┌────────

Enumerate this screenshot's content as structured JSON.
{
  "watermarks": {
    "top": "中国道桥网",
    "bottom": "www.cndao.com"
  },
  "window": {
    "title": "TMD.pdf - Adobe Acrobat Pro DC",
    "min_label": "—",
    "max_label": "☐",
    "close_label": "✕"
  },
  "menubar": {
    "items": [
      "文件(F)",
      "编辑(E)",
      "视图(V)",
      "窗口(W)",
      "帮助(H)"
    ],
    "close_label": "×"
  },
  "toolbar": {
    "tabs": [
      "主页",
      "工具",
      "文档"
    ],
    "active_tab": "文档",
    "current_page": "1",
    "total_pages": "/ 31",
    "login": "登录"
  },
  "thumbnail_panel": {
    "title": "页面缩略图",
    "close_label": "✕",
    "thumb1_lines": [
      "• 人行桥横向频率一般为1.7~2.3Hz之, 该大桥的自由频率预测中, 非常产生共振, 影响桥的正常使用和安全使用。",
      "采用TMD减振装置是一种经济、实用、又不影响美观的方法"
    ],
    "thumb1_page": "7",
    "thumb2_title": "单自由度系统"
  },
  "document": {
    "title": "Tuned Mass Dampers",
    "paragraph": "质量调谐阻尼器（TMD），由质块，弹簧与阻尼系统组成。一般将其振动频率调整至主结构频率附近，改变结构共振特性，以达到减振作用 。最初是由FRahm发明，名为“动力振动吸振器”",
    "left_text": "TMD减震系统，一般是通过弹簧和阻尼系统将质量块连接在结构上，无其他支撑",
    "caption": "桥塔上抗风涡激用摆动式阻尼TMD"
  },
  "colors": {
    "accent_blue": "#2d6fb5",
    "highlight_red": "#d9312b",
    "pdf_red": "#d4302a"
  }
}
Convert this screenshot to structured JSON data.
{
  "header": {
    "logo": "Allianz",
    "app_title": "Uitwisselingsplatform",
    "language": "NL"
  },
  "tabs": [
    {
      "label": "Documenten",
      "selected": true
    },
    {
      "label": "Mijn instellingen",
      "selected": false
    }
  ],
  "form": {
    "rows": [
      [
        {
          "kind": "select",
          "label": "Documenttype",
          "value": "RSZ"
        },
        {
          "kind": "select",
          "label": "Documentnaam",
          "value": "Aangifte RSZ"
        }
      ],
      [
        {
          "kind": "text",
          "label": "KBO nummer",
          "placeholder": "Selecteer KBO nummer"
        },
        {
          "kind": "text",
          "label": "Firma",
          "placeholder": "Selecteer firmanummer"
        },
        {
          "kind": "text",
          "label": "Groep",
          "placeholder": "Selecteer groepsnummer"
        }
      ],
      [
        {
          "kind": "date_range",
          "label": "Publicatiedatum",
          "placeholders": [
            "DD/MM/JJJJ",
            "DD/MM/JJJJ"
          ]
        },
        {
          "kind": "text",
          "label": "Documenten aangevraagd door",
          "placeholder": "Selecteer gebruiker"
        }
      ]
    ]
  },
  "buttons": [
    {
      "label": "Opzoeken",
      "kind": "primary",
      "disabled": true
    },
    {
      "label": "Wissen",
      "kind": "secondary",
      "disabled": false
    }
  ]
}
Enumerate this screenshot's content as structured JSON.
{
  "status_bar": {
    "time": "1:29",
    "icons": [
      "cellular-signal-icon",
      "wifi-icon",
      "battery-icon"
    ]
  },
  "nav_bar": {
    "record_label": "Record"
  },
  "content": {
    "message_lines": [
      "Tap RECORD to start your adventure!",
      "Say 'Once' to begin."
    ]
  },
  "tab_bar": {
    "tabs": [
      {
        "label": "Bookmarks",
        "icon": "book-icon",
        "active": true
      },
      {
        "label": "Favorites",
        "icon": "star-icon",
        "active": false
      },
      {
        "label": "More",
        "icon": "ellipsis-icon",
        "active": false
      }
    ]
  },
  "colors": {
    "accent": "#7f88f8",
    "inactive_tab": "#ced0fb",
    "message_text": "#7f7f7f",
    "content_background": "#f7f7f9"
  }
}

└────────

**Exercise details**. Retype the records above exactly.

**Finished task**.
Enumerate this screenshot's content as structured JSON.
{
  "watermarks": {
    "top": "中国道桥网",
    "bottom": "www.cndao.com"
  },
  "window": {
    "title": "TMD.pdf - Adobe Acrobat Pro DC",
    "min_label": "—",
    "max_label": "☐",
    "close_label": "✕"
  },
  "menubar": {
    "items": [
      "文件(F)",
      "编辑(E)",
      "视图(V)",
      "窗口(W)",
      "帮助(H)"
    ],
    "close_label": "×"
  },
  "toolbar": {
    "tabs": [
      "主页",
      "工具",
      "文档"
    ],
    "active_tab": "文档",
    "current_page": "1",
    "total_pages": "/ 31",
    "login": "登录"
  },
  "thumbnail_panel": {
    "title": "页面缩略图",
    "close_label": "✕",
    "thumb1_lines": [
      "• 人行桥横向频率一般为1.7~2.3Hz之, 该大桥的自由频率预测中, 非常产生共振, 影响桥的正常使用和安全使用。",
      "采用TMD减振装置是一种经济、实用、又不影响美观的方法"
    ],
    "thumb1_page": "7",
    "thumb2_title": "单自由度系统"
  },
  "document": {
    "title": "Tuned Mass Dampers",
    "paragraph": "质量调谐阻尼器（TMD），由质块，弹簧与阻尼系统组成。一般将其振动频率调整至主结构频率附近，改变结构共振特性，以达到减振作用 。最初是由FRahm发明，名为“动力振动吸振器”",
    "left_text": "TMD减震系统，一般是通过弹簧和阻尼系统将质量块连接在结构上，无其他支撑",
    "caption": "桥塔上抗风涡激用摆动式阻尼TMD"
  },
  "colors": {
    "accent_blue": "#2d6fb5",
    "highlight_red": "#d9312b",
    "pdf_red": "#d4302a"
  }
}
Convert this screenshot to structured JSON data.
{
  "header": {
    "logo": "Allianz",
    "app_title": "Uitwisselingsplatform",
    "language": "NL"
  },
  "tabs": [
    {
      "label": "Documenten",
      "selected": true
    },
    {
      "label": "Mijn instellingen",
      "selected": false
    }
  ],
  "form": {
    "rows": [
      [
        {
          "kind": "select",
          "label": "Documenttype",
          "value": "RSZ"
        },
        {
          "kind": "select",
          "label": "Documentnaam",
          "value": "Aangifte RSZ"
        }
      ],
      [
        {
          "kind": "text",
          "label": "KBO nummer",
          "placeholder": "Selecteer KBO nummer"
        },
        {
          "kind": "text",
          "label": "Firma",
          "placeholder": "Selecteer firmanummer"
        },
        {
          "kind": "text",
          "label": "Groep",
          "placeholder": "Selecteer groepsnummer"
        }
      ],
      [
        {
          "kind": "date_range",
          "label": "Publicatiedatum",
          "placeholders": [
            "DD/MM/JJJJ",
            "DD/MM/JJJJ"
          ]
        },
        {
          "kind": "text",
          "label": "Documenten aangevraagd door",
          "placeholder": "Selecteer gebruiker"
        }
      ]
    ]
  },
  "buttons": [
    {
      "label": "Opzoeken",
      "kind": "primary",
      "disabled": true
    },
    {
      "label": "Wissen",
      "kind": "secondary",
      "disabled": false
    }
  ]
}
Enumerate this screenshot's content as structured JSON.
{
  "status_bar": {
    "time": "1:29",
    "icons": [
      "cellular-signal-icon",
      "wifi-icon",
      "battery-icon"
    ]
  },
  "nav_bar": {
    "record_label": "Record"
  },
  "content": {
    "message_lines": [
      "Tap RECORD to start your adventure!",
      "Say 'Once' to begin."
    ]
  },
  "tab_bar": {
    "tabs": [
      {
        "label": "Bookmarks",
        "icon": "book-icon",
        "active": true
      },
      {
        "label": "Favorites",
        "icon": "star-icon",
        "active": false
      },
      {
        "label": "More",
        "icon": "ellipsis-icon",
        "active": false
      }
    ]
  },
  "colors": {
    "accent": "#7f88f8",
    "inactive_tab": "#ced0fb",
    "message_text": "#7f7f7f",
    "content_background": "#f7f7f9"
  }
}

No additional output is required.